EXERCISE INPUTS
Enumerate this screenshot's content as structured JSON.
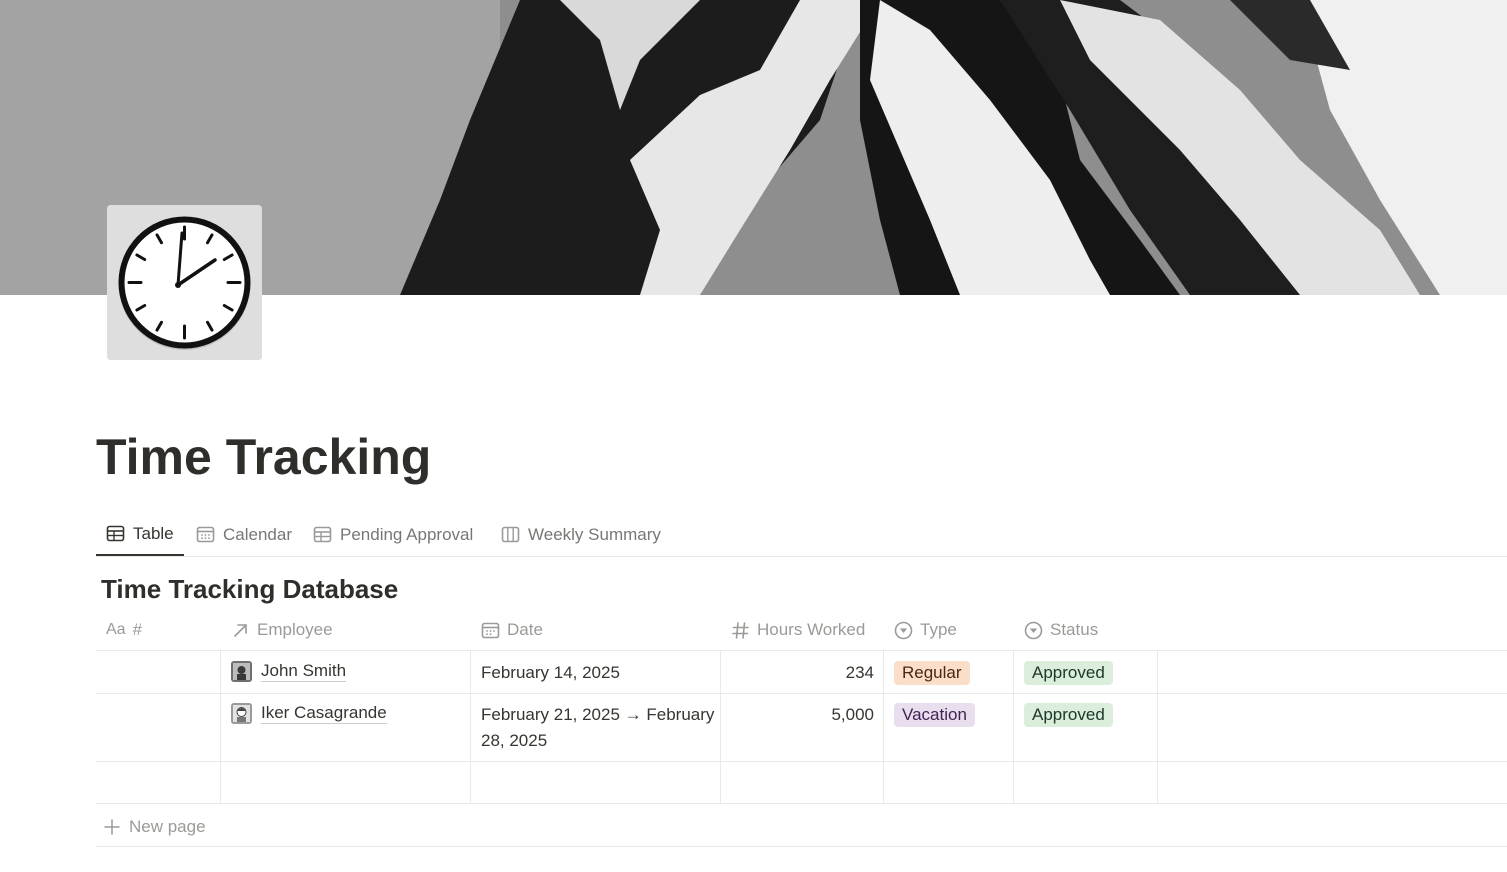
{
  "page": {
    "title": "Time Tracking",
    "icon": "clock-icon",
    "cover": "mountain-cover-image"
  },
  "views": [
    {
      "label": "Table",
      "icon": "table-icon",
      "active": true
    },
    {
      "label": "Calendar",
      "icon": "calendar-icon",
      "active": false
    },
    {
      "label": "Pending Approval",
      "icon": "table-icon",
      "active": false
    },
    {
      "label": "Weekly Summary",
      "icon": "board-icon",
      "active": false
    }
  ],
  "database": {
    "title": "Time Tracking Database",
    "columns": [
      {
        "label": "#",
        "icon_text": "Aa",
        "icon": "title-icon"
      },
      {
        "label": "Employee",
        "icon": "relation-arrow-icon"
      },
      {
        "label": "Date",
        "icon": "calendar-icon"
      },
      {
        "label": "Hours Worked",
        "icon": "number-hash-icon"
      },
      {
        "label": "Type",
        "icon": "select-icon"
      },
      {
        "label": "Status",
        "icon": "select-icon"
      }
    ],
    "rows": [
      {
        "id": "",
        "employee": "John Smith",
        "date": "February 14, 2025",
        "hours": "234",
        "type": {
          "label": "Regular",
          "bg": "#fadec9",
          "fg": "#49290e"
        },
        "status": {
          "label": "Approved",
          "bg": "#dbeddb",
          "fg": "#1c3829"
        }
      },
      {
        "id": "",
        "employee": "Iker Casagrande",
        "date_line1": "February 21, 2025 → February",
        "date_line2": "28, 2025",
        "hours": "5,000",
        "type": {
          "label": "Vacation",
          "bg": "#e8deee",
          "fg": "#412454"
        },
        "status": {
          "label": "Approved",
          "bg": "#dbeddb",
          "fg": "#1c3829"
        }
      }
    ],
    "new_page_label": "New page"
  }
}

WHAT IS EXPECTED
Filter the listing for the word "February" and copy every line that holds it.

RESPONSE FOR THIS EXERCISE
        "date": "February 14, 2025",
        "date_line1": "February 21, 2025 → February",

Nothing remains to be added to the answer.